The Graphene Flagship announced that today one of the largest-ever European research initiatives is doubling in size. 66 new partners are being invited to join the consortium following the results of a €9 million competitive call. University of Tartu Institute of Physics was chosen to be the only partner for the Flagship in Baltic States. Scientists from the University of Tartu are the first from Baltic States to participate in the project cost of one billion euros.
The incoming 66 partners will add new capabilities to the scientific and technological scope of the flagship. Now the partnership includes more than 140 organisations from 23 countries. It is fully set to take ‘wonder material’ graphene and related layered materials from academic laboratories to everyday use.

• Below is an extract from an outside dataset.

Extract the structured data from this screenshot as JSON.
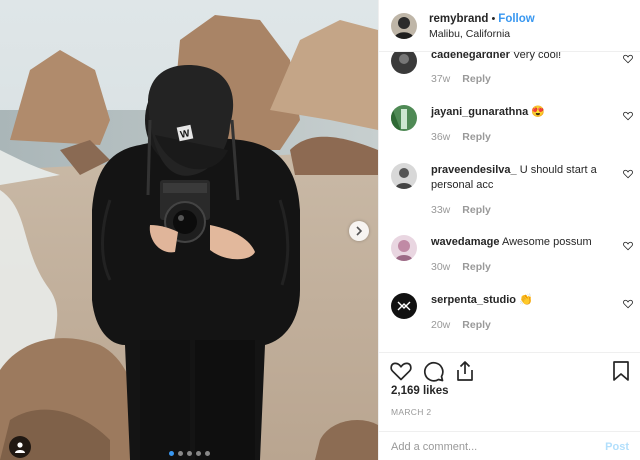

Vice-President of the European Commission Neelie Kroes, responsible for the Digital Agenda, welcomed the extended partnership: "Europe is leading the graphene revolution. This ‘wonder material’ has the potential dramatically to improve our lives: it stimulates new medical technologies, such as artificial retinas, and more sustainable transport with light and ultra-efficient batteries. The more we can unlock the potential of graphene, the better!”
Graphene was made and tested in Europe, leading to the 2010 Nobel Prize in Physics for Andre Geim and Konstantin Novoselov from the University of Manchester.
With the €1 billion Graphene Flagship, Europe will be able to turn cutting-edge scientific research into marketable products. This major initiative places Europe in the driving seat for the global race to develop graphene technologies.
Graphene Flagship is coordinated by Chalmers University of Technology, initiated and supported by the European Commission.
For further information: Harry Alles, Senior Research Fellow in Material Science, phone: (+372) 737 4658, e-post: Harry.Alles@ut.ee;
Jaan Aarik, Professor of Solid state technology, Member of Estonian Academy of Sciences, phone: (+372) 737 4674, e-mail: firstname.lastname@example.org.